The Reality of COVID-19 Burden on Food Security in the Horn and Eastern Africa

The COVID-19 pandemic is having a devastating impact on already fragile livelihoods and unstable economies in the Horn and East Africa. Some of these impacts may include reduced agricultural productivity, weak supply chains, increased cross border trade tensions, limited employment prospects and rising political and regulatory uncertainty.

Before the pandemic hit, 33.1 million people in the eastern and central Africa region were severely food insecure (IPC phase 3 or worse) and required food assistance. Of these, 16.95 million are from four of the eight IGAD member countries (Ethiopia, Kenya, Somalia and South Sudan). In recent months, flooding and displacement have pushed thousands into food insecurity. In addition, a predicted second generation of desert locust infestation poses a large-scale threat to food security in the greater Horn of Africa.

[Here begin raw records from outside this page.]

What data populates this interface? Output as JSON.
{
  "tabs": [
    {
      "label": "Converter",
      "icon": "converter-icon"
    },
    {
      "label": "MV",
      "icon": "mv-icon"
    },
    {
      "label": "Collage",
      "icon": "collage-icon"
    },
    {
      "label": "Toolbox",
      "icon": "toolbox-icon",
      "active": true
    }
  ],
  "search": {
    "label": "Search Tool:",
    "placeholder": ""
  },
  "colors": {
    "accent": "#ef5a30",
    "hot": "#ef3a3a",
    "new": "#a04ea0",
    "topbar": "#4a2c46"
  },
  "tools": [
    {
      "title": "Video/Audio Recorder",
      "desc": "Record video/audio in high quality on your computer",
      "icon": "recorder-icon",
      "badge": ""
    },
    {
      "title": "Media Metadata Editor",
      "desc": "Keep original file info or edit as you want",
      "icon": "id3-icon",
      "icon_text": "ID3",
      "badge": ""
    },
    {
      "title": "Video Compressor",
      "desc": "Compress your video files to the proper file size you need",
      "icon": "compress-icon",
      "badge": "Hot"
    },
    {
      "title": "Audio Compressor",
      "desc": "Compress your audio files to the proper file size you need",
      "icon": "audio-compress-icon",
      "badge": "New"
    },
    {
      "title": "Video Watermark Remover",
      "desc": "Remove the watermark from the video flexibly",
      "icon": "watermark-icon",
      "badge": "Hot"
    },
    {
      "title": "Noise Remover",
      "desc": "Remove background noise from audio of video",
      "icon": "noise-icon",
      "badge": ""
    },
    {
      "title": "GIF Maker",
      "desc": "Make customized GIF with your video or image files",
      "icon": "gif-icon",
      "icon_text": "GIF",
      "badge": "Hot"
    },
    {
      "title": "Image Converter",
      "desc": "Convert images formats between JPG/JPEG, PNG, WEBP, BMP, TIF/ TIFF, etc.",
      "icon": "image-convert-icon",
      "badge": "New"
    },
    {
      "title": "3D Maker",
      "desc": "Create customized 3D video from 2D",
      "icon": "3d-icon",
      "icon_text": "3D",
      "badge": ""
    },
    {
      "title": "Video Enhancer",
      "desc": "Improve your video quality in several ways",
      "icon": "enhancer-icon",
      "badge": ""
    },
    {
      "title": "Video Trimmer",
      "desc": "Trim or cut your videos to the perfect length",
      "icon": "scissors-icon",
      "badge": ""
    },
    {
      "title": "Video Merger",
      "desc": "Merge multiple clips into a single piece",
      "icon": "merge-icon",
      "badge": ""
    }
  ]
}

An already bleak food security picture will be compounded as the the COVID-19 pandemic could destroy livelihoods, disrupt supply chains, strain national budgets, and restrict trade. The UN predicts that the number of severely insecure in the world could double in the next year.